__INSTRUCTIONS FOR THE TASK__: Restate each line below word for word, skipping every picture.

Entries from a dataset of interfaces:
*** Begin section ***

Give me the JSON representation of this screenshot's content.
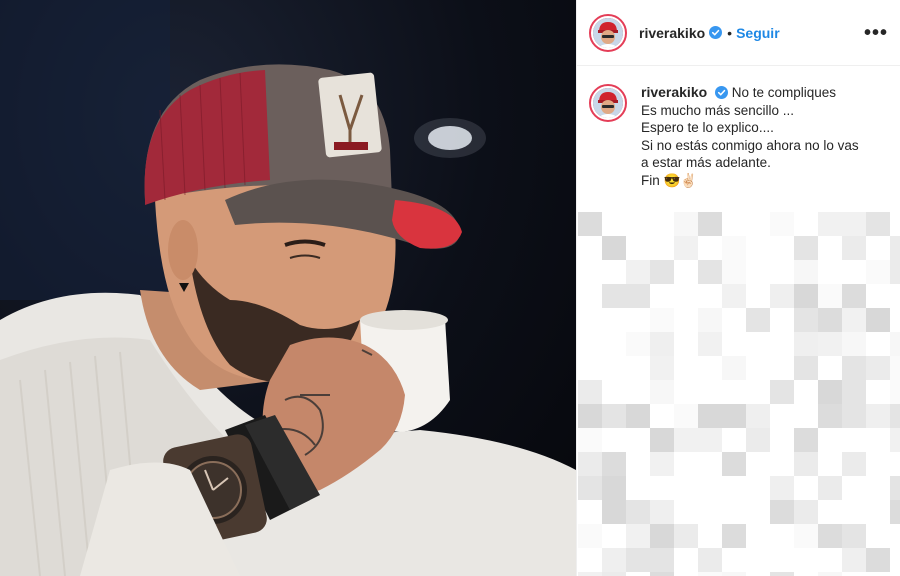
{
  "post": {
    "username": "riverakiko",
    "follow_label": "Seguir",
    "separator": "•",
    "more_label": "•••"
  },
  "caption": {
    "username": "riverakiko",
    "first_line": "No te compliques",
    "lines": [
      "Es mucho más sencillo ...",
      "Espero te lo explico....",
      "Si no estás conmigo ahora no lo vas",
      "a estar más adelante.",
      "Fin 😎✌🏻"
    ]
  },
  "colors": {
    "follow_blue": "#1e88e5",
    "story_ring": "#e43d57",
    "verified_blue": "#3897f0"
  },
  "icons": {
    "verified": "verified-badge-icon",
    "more": "more-options-icon"
  }
}
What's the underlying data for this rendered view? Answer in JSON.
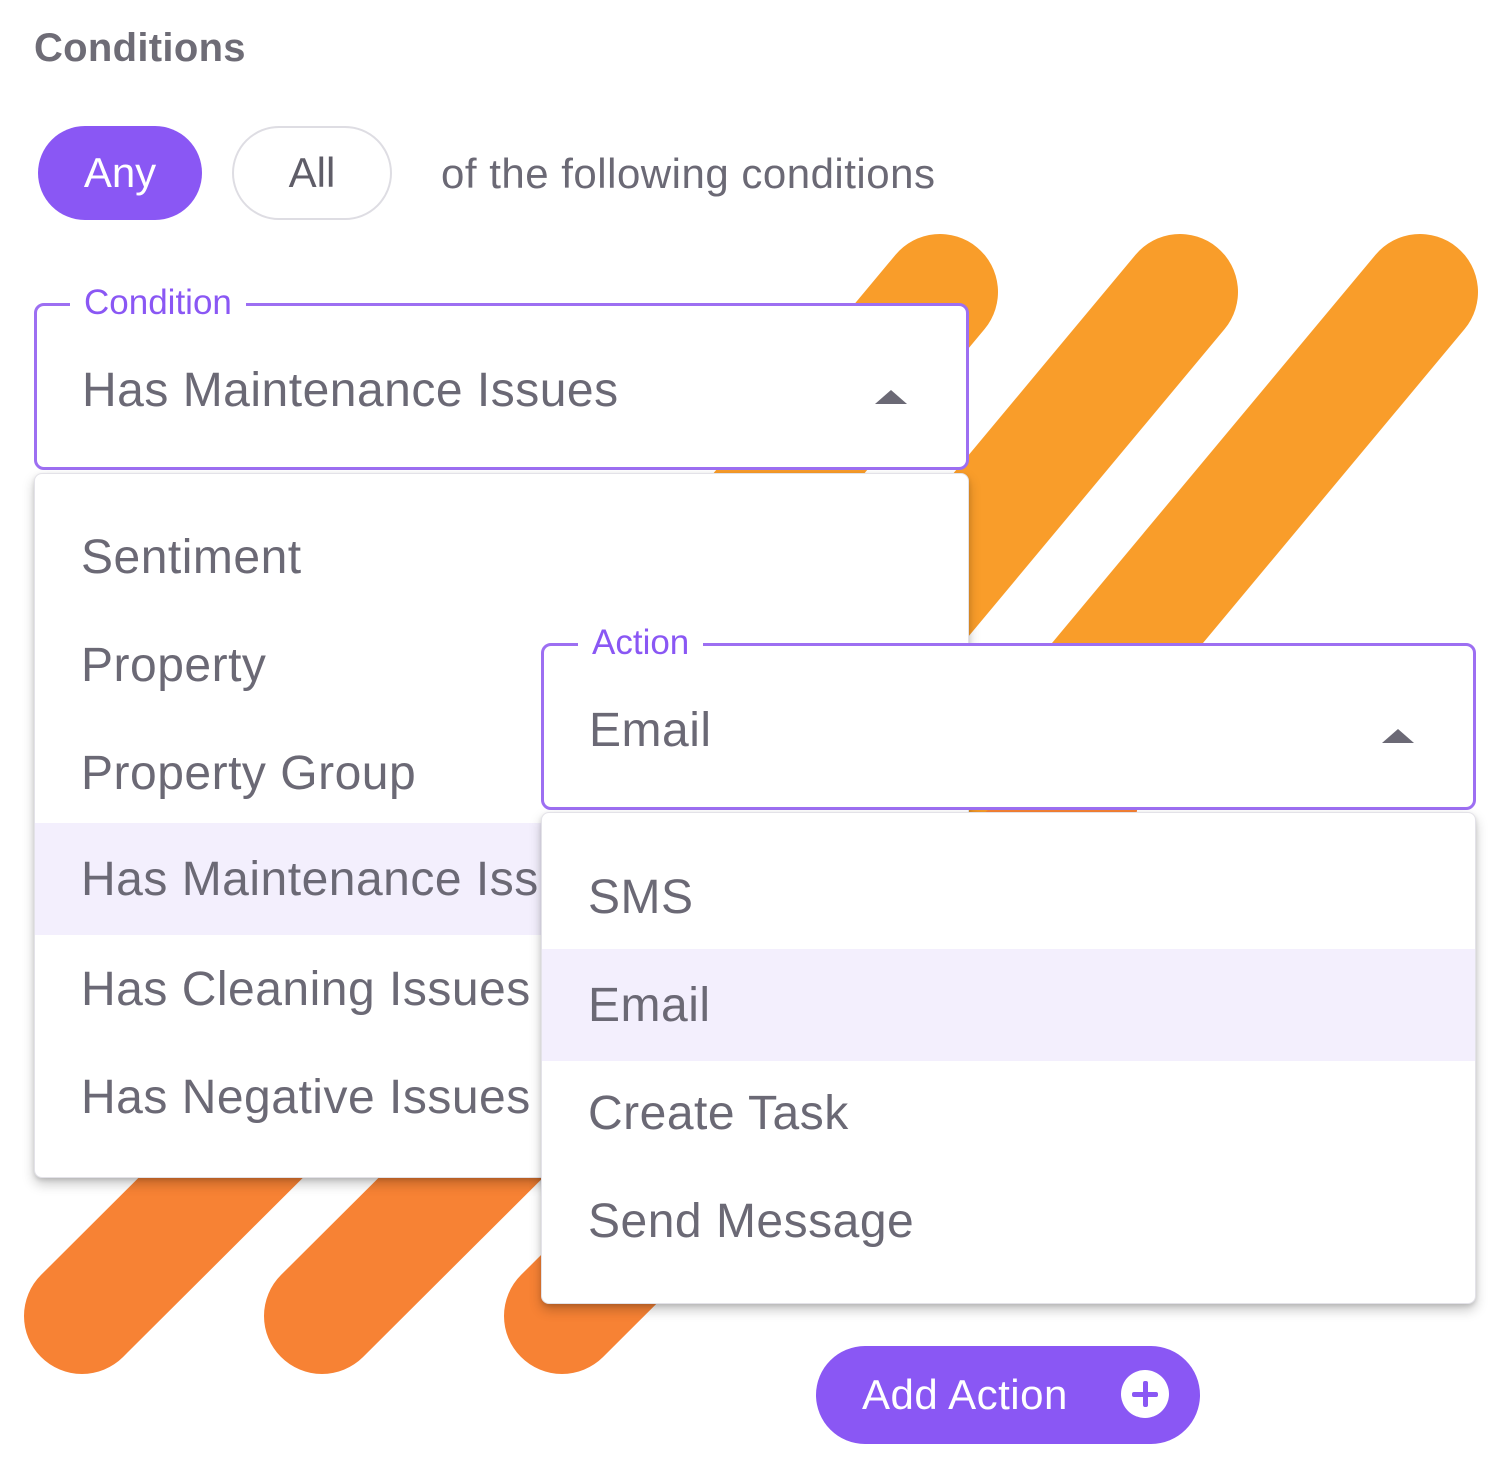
{
  "header": {
    "title": "Conditions"
  },
  "match": {
    "any_label": "Any",
    "all_label": "All",
    "selected": "Any",
    "suffix_text": "of the following conditions"
  },
  "condition_field": {
    "label": "Condition",
    "value": "Has Maintenance Issues",
    "options": [
      "Sentiment",
      "Property",
      "Property Group",
      "Has Maintenance Issues",
      "Has Cleaning Issues",
      "Has Negative Issues"
    ],
    "selected_index": 3
  },
  "action_field": {
    "label": "Action",
    "value": "Email",
    "options": [
      "SMS",
      "Email",
      "Create Task",
      "Send Message"
    ],
    "selected_index": 1
  },
  "add_action": {
    "label": "Add Action",
    "icon": "plus-circle-icon"
  },
  "colors": {
    "accent": "#8a57f4",
    "stripe_top": "#f99d2a",
    "stripe_bottom": "#f78234",
    "selected_bg": "#f3effd"
  }
}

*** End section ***

__TASK RESULT__:
Give me the JSON representation of this screenshot's content.
{
  "post": {
    "username": "riverakiko",
    "follow_label": "Seguir",
    "separator": "•",
    "more_label": "•••"
  },
  "caption": {
    "username": "riverakiko",
    "first_line": "No te compliques",
    "lines": [
      "Es mucho más sencillo ...",
      "Espero te lo explico....",
      "Si no estás conmigo ahora no lo vas",
      "a estar más adelante.",
      "Fin 😎✌🏻"
    ]
  },
  "colors": {
    "follow_blue": "#1e88e5",
    "story_ring": "#e43d57",
    "verified_blue": "#3897f0"
  },
  "icons": {
    "verified": "verified-badge-icon",
    "more": "more-options-icon"
  }
}
What's the underlying data for this rendered view? Answer in JSON.
{
  "header": {
    "title": "Conditions"
  },
  "match": {
    "any_label": "Any",
    "all_label": "All",
    "selected": "Any",
    "suffix_text": "of the following conditions"
  },
  "condition_field": {
    "label": "Condition",
    "value": "Has Maintenance Issues",
    "options": [
      "Sentiment",
      "Property",
      "Property Group",
      "Has Maintenance Issues",
      "Has Cleaning Issues",
      "Has Negative Issues"
    ],
    "selected_index": 3
  },
  "action_field": {
    "label": "Action",
    "value": "Email",
    "options": [
      "SMS",
      "Email",
      "Create Task",
      "Send Message"
    ],
    "selected_index": 1
  },
  "add_action": {
    "label": "Add Action",
    "icon": "plus-circle-icon"
  },
  "colors": {
    "accent": "#8a57f4",
    "stripe_top": "#f99d2a",
    "stripe_bottom": "#f78234",
    "selected_bg": "#f3effd"
  }
}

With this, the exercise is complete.